Kan noted that last week the 30-year fixed-mortgage rate decreased to 7.21 percent but that rates remained more than a full percentage point higher than a year ago. This was, he said, despite mixed data on the health of the economy and signs of a cooling job market.

The Market Composite Index, which measures mortgage loan application volume, decreased 2.9% from the prior week on a seasonally adjusted basis from one week earlier. On an unadjusted basis, the Index fell 5 percent compared with the previous week.

The Refinance Index fell 30% from last year

The Refinance Index declined 5% from the previous week and decreased 30% from the year-ago period, reaching its lowest level since January 2023. This was driven by a 6% decline in conventional refinances, the MBA said.

Home purchases dropped 5% from the prior week, and 28% from the same week a year ago, both on an unadjusted basis.

The latest economic data suggests that the Fed could pause interest rate hikes for the rest of the year and possibly cut rates next year. However, Fed Chair Jerome Powell has “repeatedly emphasized that it would be a mistake to cut rates too early and risk letting inflation rebound,” as Kiplinger previously reported.


Joey Solitro

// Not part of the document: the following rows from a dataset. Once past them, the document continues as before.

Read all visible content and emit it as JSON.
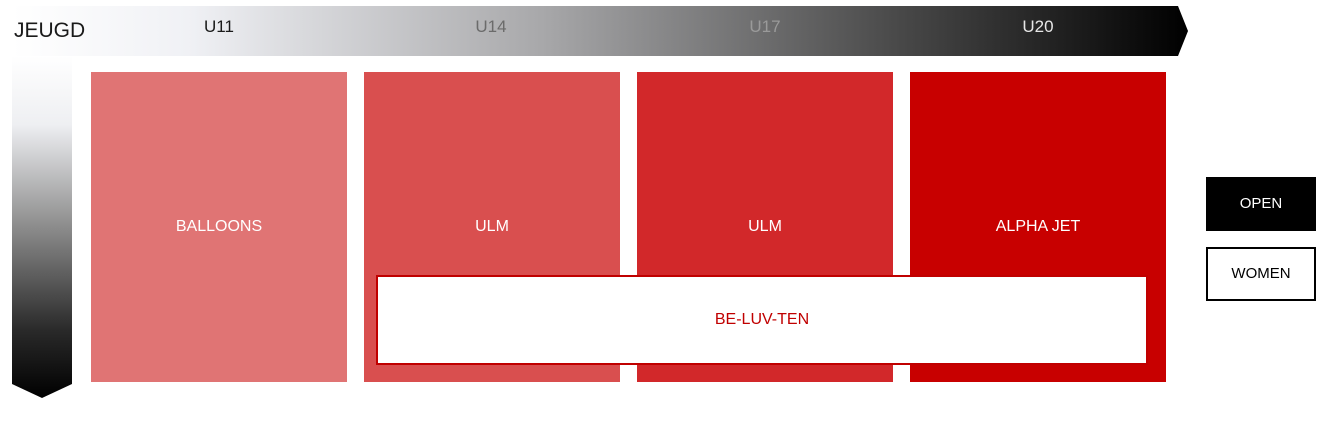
{
  "header": {
    "title": "JEUGD",
    "age_groups": [
      {
        "label": "U11",
        "color": "#1a1a1a"
      },
      {
        "label": "U14",
        "color": "#6b6b6b"
      },
      {
        "label": "U17",
        "color": "#9a9a9a"
      },
      {
        "label": "U20",
        "color": "#e6e6e6"
      }
    ]
  },
  "blocks": [
    {
      "label": "BALLOONS",
      "color": "#e07474"
    },
    {
      "label": "ULM",
      "color": "#d94f4f"
    },
    {
      "label": "ULM",
      "color": "#d2282a"
    },
    {
      "label": "ALPHA JET",
      "color": "#c80000"
    }
  ],
  "overlay": {
    "label": "BE-LUV-TEN",
    "border_color": "#c00000",
    "text_color": "#c00000"
  },
  "legend": {
    "open_label": "OPEN",
    "women_label": "WOMEN"
  }
}
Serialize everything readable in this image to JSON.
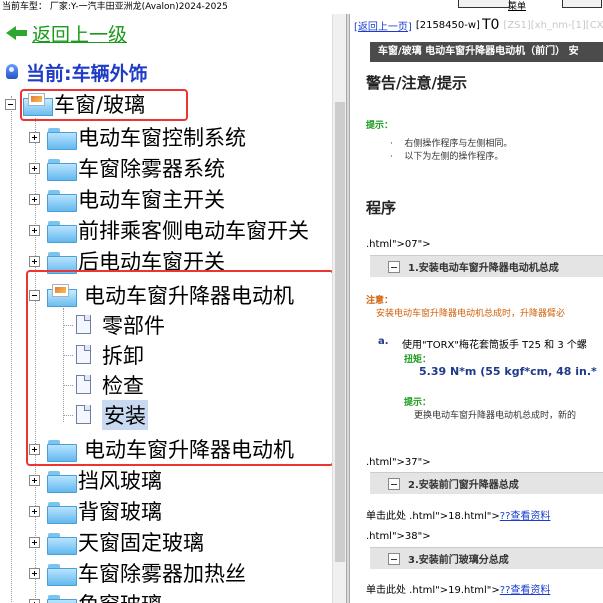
{
  "topbar": {
    "label": "当前车型： 厂家:Y-一汽丰田亚洲龙(Avalon)2024-2025",
    "button_text": "菜单"
  },
  "tree": {
    "back_label": "返回上一级",
    "current_label": "当前:车辆外饰",
    "items": [
      {
        "label": "车窗/玻璃"
      },
      {
        "label": "电动车窗控制系统"
      },
      {
        "label": "车窗除雾器系统"
      },
      {
        "label": "电动车窗主开关"
      },
      {
        "label": "前排乘客侧电动车窗开关"
      },
      {
        "label": "后电动车窗开关"
      },
      {
        "label": "电动车窗升降器电动机"
      },
      {
        "label": "零部件"
      },
      {
        "label": "拆卸"
      },
      {
        "label": "检查"
      },
      {
        "label": "安装"
      },
      {
        "label": "电动车窗升降器电动机"
      },
      {
        "label": "挡风玻璃"
      },
      {
        "label": "背窗玻璃"
      },
      {
        "label": "天窗固定玻璃"
      },
      {
        "label": "车窗除雾器加热丝"
      },
      {
        "label": "角窗玻璃"
      }
    ]
  },
  "doc": {
    "back_link": "[返回上一页]",
    "code": "[2158450-w]",
    "code_big": "T0",
    "code_grey": "[ZS1][xh_nm-[1][CX-",
    "banner": "车窗/玻璃  电动车窗升降器电动机（前门）  安",
    "heading_warning": "警告/注意/提示",
    "hint_label": "提示：",
    "hint_1": "右侧操作程序与左侧相同。",
    "hint_2": "以下为左侧的操作程序。",
    "heading_procedure": "程序",
    "frag_1": ".html\">07\">",
    "step_1": "1.安装电动车窗升降器电动机总成",
    "caution_label": "注意：",
    "caution_text": "安装电动车窗升降器电动机总成时，升降器臂必",
    "sub_a_marker": "a.",
    "sub_a_text": "使用\"TORX\"梅花套筒扳手 T25 和 3 个螺",
    "torque_label": "扭矩：",
    "torque_value": "5.39 N*m (55 kgf*cm, 48 in.*",
    "hint2_label": "提示：",
    "hint2_text": "更换电动车窗升降器电动机总成时，新的",
    "frag_2": ".html\">37\">",
    "step_2": "2.安装前门窗升降器总成",
    "click_1_prefix": "单击此处 .html\">18.html\">",
    "click_1_link": "??查看资料",
    "frag_3": ".html\">38\">",
    "step_3": "3.安装前门玻璃分总成",
    "click_2_prefix": "单击此处 .html\">19.html\">",
    "click_2_link": "??查看资料"
  }
}
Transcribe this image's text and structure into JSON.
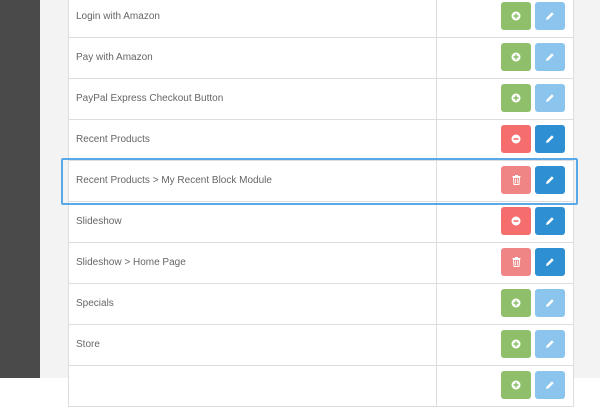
{
  "colors": {
    "install": "#8fbf6a",
    "uninstall": "#f56d6d",
    "uninstall_disabled": "#f08585",
    "edit_enabled": "#2f8fd3",
    "edit_disabled": "#8bc4ec",
    "highlight": "#5aa9e6"
  },
  "modules": [
    {
      "name": "Login with Amazon",
      "action": "install",
      "action_icon": "plus-circle-icon",
      "edit_state": "disabled"
    },
    {
      "name": "Pay with Amazon",
      "action": "install",
      "action_icon": "plus-circle-icon",
      "edit_state": "disabled"
    },
    {
      "name": "PayPal Express Checkout Button",
      "action": "install",
      "action_icon": "plus-circle-icon",
      "edit_state": "disabled"
    },
    {
      "name": "Recent Products",
      "action": "uninstall",
      "action_icon": "minus-circle-icon",
      "edit_state": "enabled"
    },
    {
      "name": "Recent Products > My Recent Block Module",
      "action": "delete",
      "action_icon": "trash-icon",
      "edit_state": "enabled",
      "highlighted": true
    },
    {
      "name": "Slideshow",
      "action": "uninstall",
      "action_icon": "minus-circle-icon",
      "edit_state": "enabled"
    },
    {
      "name": "Slideshow > Home Page",
      "action": "delete",
      "action_icon": "trash-icon",
      "edit_state": "enabled"
    },
    {
      "name": "Specials",
      "action": "install",
      "action_icon": "plus-circle-icon",
      "edit_state": "disabled"
    },
    {
      "name": "Store",
      "action": "install",
      "action_icon": "plus-circle-icon",
      "edit_state": "disabled"
    },
    {
      "name": "",
      "action": "install",
      "action_icon": "plus-circle-icon",
      "edit_state": "disabled"
    }
  ]
}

Joey Solitro is a freelance financial journalist at Kiplinger with more than a decade of experience. A longtime equity analyst, Joey has covered a range of industries for media outlets including The Motley Fool, Seeking Alpha, Market Realist, and TipRanks. Joey holds a bachelor's degree in business administration.